U.S. officials are looking for evidence that directly links elements of Pakistan's powerful spy agency to this week's assault on the U.S. Embassy and coalition headquarters in Kabul, The Wall Street Journal reported Saturday.

The U.S. suspicions are a sign of just how rancorous relations have become between the two allies in the fight against Al Qaeda and the Taliban.

Suspicions are being partly fueled by growing concerns that deteriorating bilateral relations, and the withdrawal of troops from Afghanistan, may be pushing elements of Pakistan's Inter-Services Intelligence (ISI) spy agency to more closely embrace the Haqqani network, the Taliban faction blamed for this week's violence and a spate of attacks in and around Kabul.

Neither the ISI nor the Pakistani military, of which the spy agency is part, immediately responded to the U.S. suspicions. Pakistani government officials dismissed the suspicions as insulting and unfair.

Top U.S. officials, including Defense Secretary Leon Panetta, have already blamed the violence in Kabul on the Haqqani network, an Afghan insurgent faction whose history is intertwined with the ISI. The Pakistani spy agency has aided Haqqani network attacks in Kabul in past years, officials say.

The U.S. has warned the Pakistanis of stronger action if the group was not reined in.
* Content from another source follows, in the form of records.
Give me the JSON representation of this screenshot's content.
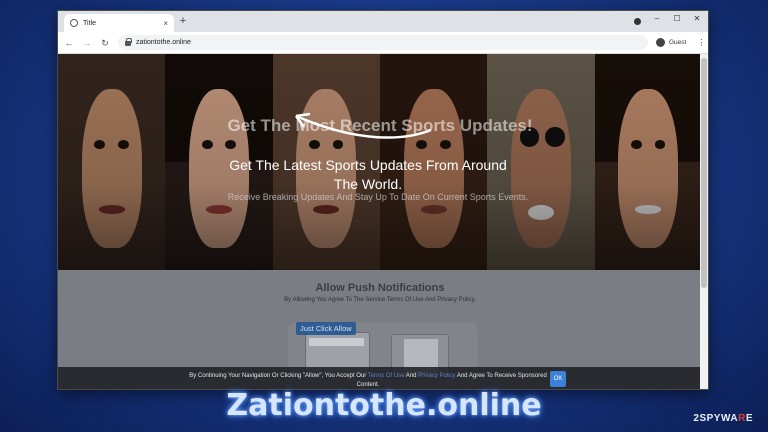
{
  "browser": {
    "tab_title": "Title",
    "tab_close": "×",
    "new_tab": "+",
    "address": "zationtothe.online",
    "profile_label": "Guest",
    "icons": {
      "tab": "globe-icon",
      "back": "back-arrow-icon",
      "forward": "forward-arrow-icon",
      "reload": "reload-icon",
      "lock": "lock-icon",
      "profile": "avatar-icon",
      "menu": "kebab-menu-icon"
    },
    "window_controls": [
      "–",
      "☐",
      "✕"
    ]
  },
  "hero": {
    "headline": "Get The Most Recent Sports Updates!",
    "subheadline": "Get The Latest Sports Updates From Around The World.",
    "tagline": "Receive Breaking Updates And Stay Up To Date On Current Sports Events."
  },
  "push": {
    "title": "Allow Push Notifications",
    "subtitle": "By Allowing You Agree To The Service Terms Of Use And Privacy Policy.",
    "badge": "Just Click Allow"
  },
  "consent": {
    "text_start": "By Continuing Your Navigation Or Clicking \"Allow\", You Accept Our",
    "link1": "Terms Of Use",
    "and1": "And",
    "link2": "Privacy Policy",
    "text_end": "And Agree To Receive Sponsored Content.",
    "ok_label": "OK"
  },
  "caption": "Zationtothe.online",
  "watermark": {
    "prefix": "2SPYWA",
    "accent": "R",
    "suffix": "E"
  },
  "colors": {
    "accent_blue": "#3b82d6",
    "badge_blue": "#2f5d91",
    "caption_glow": "#6fa4ff",
    "watermark_red": "#e23b3b"
  }
}
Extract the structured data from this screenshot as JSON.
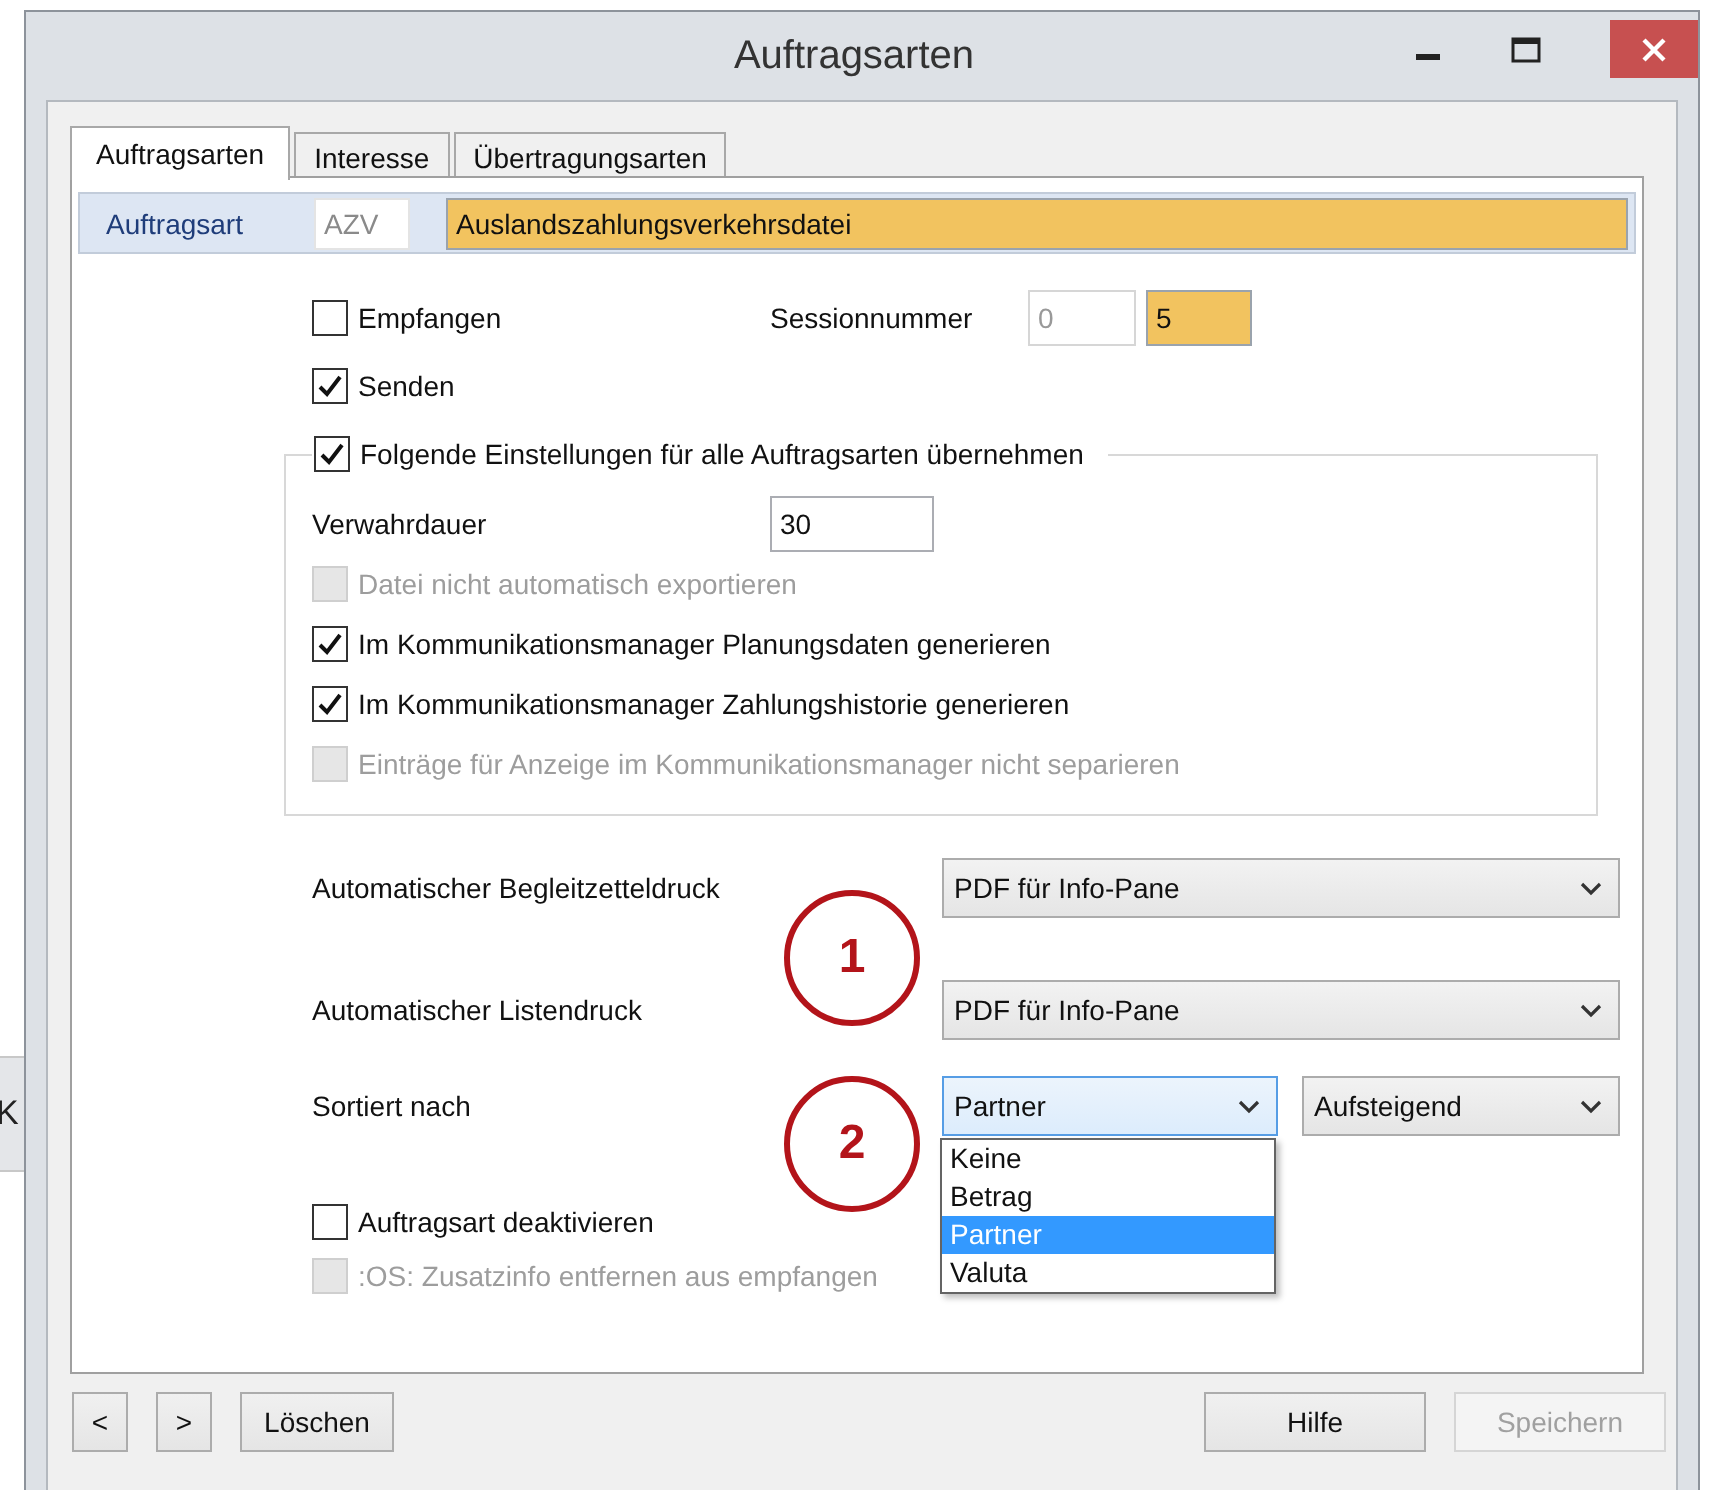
{
  "background_window": {
    "text": "K"
  },
  "window": {
    "title": "Auftragsarten"
  },
  "tabs": [
    {
      "label": "Auftragsarten",
      "selected": true
    },
    {
      "label": "Interesse",
      "selected": false
    },
    {
      "label": "Übertragungsarten",
      "selected": false
    }
  ],
  "header": {
    "label": "Auftragsart",
    "code": "AZV",
    "name": "Auslandszahlungsverkehrsdatei"
  },
  "options": [
    {
      "label": "Empfangen",
      "checked": false,
      "disabled": false
    },
    {
      "label": "Senden",
      "checked": true,
      "disabled": false
    }
  ],
  "session": {
    "label": "Sessionnummer",
    "fields": [
      {
        "value": "0",
        "highlighted": false
      },
      {
        "value": "5",
        "highlighted": true
      }
    ]
  },
  "group": {
    "legend": {
      "label": "Folgende Einstellungen für alle Auftragsarten übernehmen",
      "checked": true,
      "disabled": false
    },
    "retention": {
      "label": "Verwahrdauer",
      "value": "30"
    },
    "options": [
      {
        "label": "Datei nicht automatisch exportieren",
        "checked": false,
        "disabled": true
      },
      {
        "label": "Im Kommunikationsmanager Planungsdaten generieren",
        "checked": true,
        "disabled": false
      },
      {
        "label": "Im Kommunikationsmanager Zahlungshistorie generieren",
        "checked": true,
        "disabled": false
      },
      {
        "label": "Einträge für Anzeige im Kommunikationsmanager  nicht separieren",
        "checked": false,
        "disabled": true
      }
    ]
  },
  "selects": [
    {
      "label": "Automatischer Begleitzetteldruck",
      "value": "PDF für Info-Pane"
    },
    {
      "label": "Automatischer Listendruck",
      "value": "PDF für Info-Pane"
    }
  ],
  "sort": {
    "label": "Sortiert nach",
    "field": {
      "value": "Partner",
      "expanded": true,
      "options": [
        {
          "label": "Keine",
          "selected": false
        },
        {
          "label": "Betrag",
          "selected": false
        },
        {
          "label": "Partner",
          "selected": true
        },
        {
          "label": "Valuta",
          "selected": false
        }
      ]
    },
    "order": {
      "value": "Aufsteigend"
    }
  },
  "bottom_options": [
    {
      "label": "Auftragsart deaktivieren",
      "checked": false,
      "disabled": false
    },
    {
      "label": ":OS: Zusatzinfo entfernen aus empfangen",
      "checked": false,
      "disabled": true
    }
  ],
  "callouts": [
    "1",
    "2"
  ],
  "buttons_left": [
    {
      "label": "<",
      "disabled": false
    },
    {
      "label": ">",
      "disabled": false
    },
    {
      "label": "Löschen",
      "disabled": false
    }
  ],
  "buttons_right": [
    {
      "label": "Hilfe",
      "disabled": false
    },
    {
      "label": "Speichern",
      "disabled": true
    }
  ]
}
To read more on this story, see The Wall St. Journal article here.